One agency I worked through insisted on me providing a shed load of stuff if I wanted to opt in. Stuff like three years audited accounts and copies of company bank statements as well a list of personal referees - I gave up...
"32 Application of the Regulations to work-seekers which are incorporated
(1)..(8) Stuff that protects you
(9) Subject to paragraph (12), paragraphs (1)—(8) shall not apply where a work-seeker which is a company, and the person who is or would be supplied by that work-seeker to carry out the work, agree that they should not apply, and give notice of that agreement to an employment business or agency, provided that such notice is given before the introduction or supply of the work-seeker or the person who would be supplied by the work-seeker to do the work, to the hirer.
(13) Neither an agency nor an employment business may make the provision of work-finding services to a work-seeker which is a company conditional upon the work-seeker, and the person who is or would be supplied by the work-seeker to carry out the work, entering into and giving notice of an agreement as referred to in paragraph (9), to the agency or employment business."
It's possible that some less-reputable agencies will try to find an alternative reason not to deal with you if you don't opt out. However, that's a dangerous game to play if the contractor knows what they're doing. E.g., I record all my business calls, and I'd have no qualms about sharing my recording of any call in which it had been admitted that the real reason a contract that had been offered was being withdrawn was simply because I was insisting on my statutory rights should a later reason be spuriously suggested as the ostensible grounds for a contract offer being withdrawn*.
(*PS: You can do that as a business, you know: record your calls for valid business reasons, such as recording contractual discussions. By law, you don't even have to tell anyone you're doing it. If they deal fairly with you, they'll never need to know you were fully prepared to take things further if you were forced to.)
Contractor Among Contractors
Should post faster
Still gathering requirements...
Thought I would share this more for amusement purposes than anything else.
Received it a few months back:

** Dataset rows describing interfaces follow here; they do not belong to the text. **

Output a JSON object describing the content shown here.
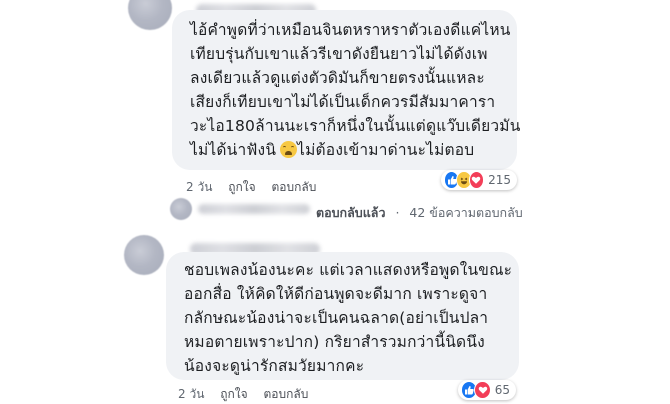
{
  "comments": [
    {
      "lines": [
        "ไอ้คำพูดที่ว่าเหมือนจินตหราหราตัวเองดีแค่ไหน",
        "เทียบรุ่นกับเขาแล้วรีเขาดังยืนยาวไม่ได้ดังเพ",
        "ลงเดียวแล้วดูแต่งตัวดิมันก็ขายตรงนั้นแหละ",
        "เสียงก็เทียบเขาไม่ได้เป็นเด็กควรมีสัมมาคารา",
        "วะไอ180ล้านนะเราก็หนึ่งในนั้นแต่ดูแว๊บเดียวมัน",
        "ไม่ได้น่าฟังนิ",
        "ไม่ต้องเข้ามาด่านะไม่ตอบ"
      ],
      "time": "2 วัน",
      "like_label": "ถูกใจ",
      "reply_label": "ตอบกลับ",
      "reaction_count": "215"
    },
    {
      "lines": [
        "ชอบเพลงน้องนะคะ แต่เวลาแสดงหรือพูดในขณะ",
        "ออกสื่อ  ให้คิดให้ดีก่อนพูดจะดีมาก เพราะดูจา",
        "กลักษณะน้องน่าจะเป็นคนฉลาด(อย่าเป็นปลา",
        "หมอตายเพราะปาก) กริยาสำรวมกว่านี้นิดนึง",
        "น้องจะดูน่ารักสมวัยมากคะ"
      ],
      "time": "2 วัน",
      "like_label": "ถูกใจ",
      "reply_label": "ตอบกลับ",
      "reaction_count": "65"
    }
  ],
  "reply_row": {
    "replied_label": "ตอบกลับแล้ว",
    "count_label": "42 ข้อความตอบกลับ"
  },
  "icons": {
    "emoji": "weary-face-icon",
    "like": "like-reaction-icon",
    "haha": "haha-reaction-icon",
    "love": "love-reaction-icon"
  },
  "colors": {
    "bubble": "#f0f2f5",
    "like": "#1877f2",
    "love": "#f33e58",
    "haha": "#f7c843"
  }
}
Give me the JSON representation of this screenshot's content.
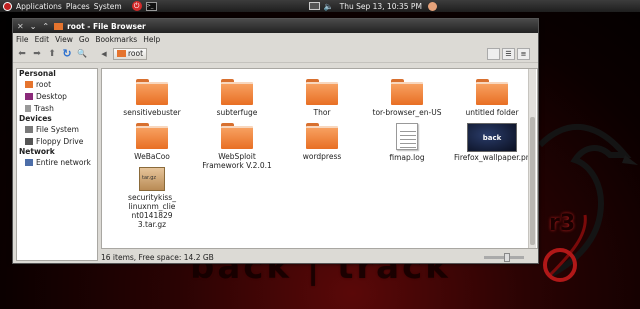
{
  "panel": {
    "menus": [
      "Applications",
      "Places",
      "System"
    ],
    "clock": "Thu Sep 13, 10:35 PM"
  },
  "desktop": {
    "logo_fragment": "r3",
    "watermark": "back | track"
  },
  "window": {
    "title": "root - File Browser",
    "menu": [
      "File",
      "Edit",
      "View",
      "Go",
      "Bookmarks",
      "Help"
    ],
    "location": "root"
  },
  "sidebar": {
    "sections": [
      {
        "title": "Personal",
        "items": [
          "root",
          "Desktop",
          "Trash"
        ]
      },
      {
        "title": "Devices",
        "items": [
          "File System",
          "Floppy Drive"
        ]
      },
      {
        "title": "Network",
        "items": [
          "Entire network"
        ]
      }
    ]
  },
  "files": [
    {
      "name": "sensitivebuster",
      "kind": "folder"
    },
    {
      "name": "subterfuge",
      "kind": "folder"
    },
    {
      "name": "Thor",
      "kind": "folder"
    },
    {
      "name": "tor-browser_en-US",
      "kind": "folder"
    },
    {
      "name": "untitled folder",
      "kind": "folder"
    },
    {
      "name": "WeBaCoo",
      "kind": "folder"
    },
    {
      "name": "WebSploit Framework V.2.0.1",
      "kind": "folder"
    },
    {
      "name": "wordpress",
      "kind": "folder"
    },
    {
      "name": "fimap.log",
      "kind": "text"
    },
    {
      "name": "Firefox_wallpaper.png",
      "kind": "image",
      "thumb_text": "back"
    },
    {
      "name": "securitykiss_linuxnm_client01418293.tar.gz",
      "kind": "archive",
      "badge": "tar.gz"
    }
  ],
  "status": {
    "text": "16 items, Free space: 14.2 GB"
  },
  "colors": {
    "folder": "#ec7a32",
    "titlebar": "#333333",
    "accent": "#c62a2a"
  }
}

The final draft of the above Regulations, which control how recruitment companies conduct their business, came into force on 6th April 2004. The Regulations affect how we deal with ‘temps’ and also covers our dealings with contractors.
However, after prolonged lobbying from various interest groups, the Government adopted a proposal which enables limited company contractors, such as you, to opt out of the Regulations. If you opt out then the Regulations will not apply to dealings between you and us.

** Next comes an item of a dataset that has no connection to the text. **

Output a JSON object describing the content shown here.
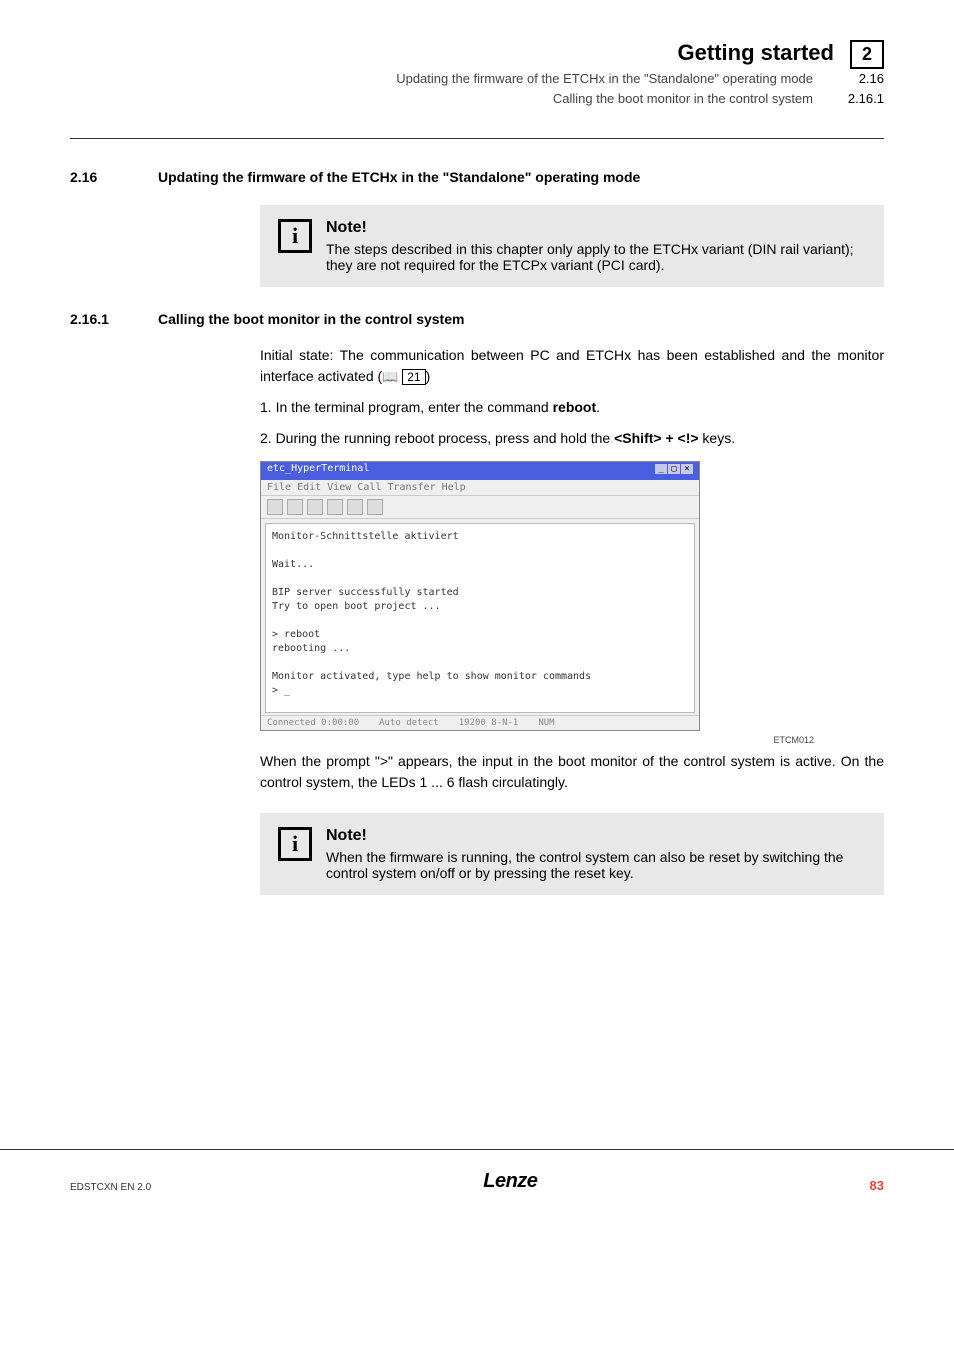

The Regulations affect how we deal with ‘temps’ and also covers our dealings with
The Regulations are located here: The Conduct of Employment Agencies and Employment Businesses Regulations 2003. Although it is not possible for us to explain all of the regulations to you, we have set out in brief below some of the pros and cons of opting out:
Pros - Advantages of opting out
1. no increase in administration or forms to complete.
2. avoid potential delays in starting your assignments due to minimal administration
3. less statutory restriction on your ability to substitute or sub-contract
4. avoid any implication that you are under the client’s control at all times (although you may agree to be)
5. may assist in demonstrating that you operate outside IR35
6. easier to show you are in business on your own account
7. increases your marketability to clients & recruiters looking to reduce administration and place candidates quickly
8. only one negotiation of contract terms in each case (rather than at the outset and at point of assignment)
9. less requirements on you to provide information and confirmations
10. more attractive to umbrellas and composite companies as they avoid increased statutory requirements
Cons - Disadvantages of opting out
1. no additional protection regarding potentially onerous contract terms (existing statutory protection remains)
2. no statutory entitlement to information regarding health and safety (although our terms deal with this)
3. no minimal protection when required to work away from home
4. no added protection regarding confidentiality (although Data Protection Act still applies)
Of course, it is very important that you satisfy yourself of the Pros and Cons as they relate to you and we regret that we are unable to offer any further or specific advice to you.
Last edited by Mister Clark; 8th November 2012 at 15:14.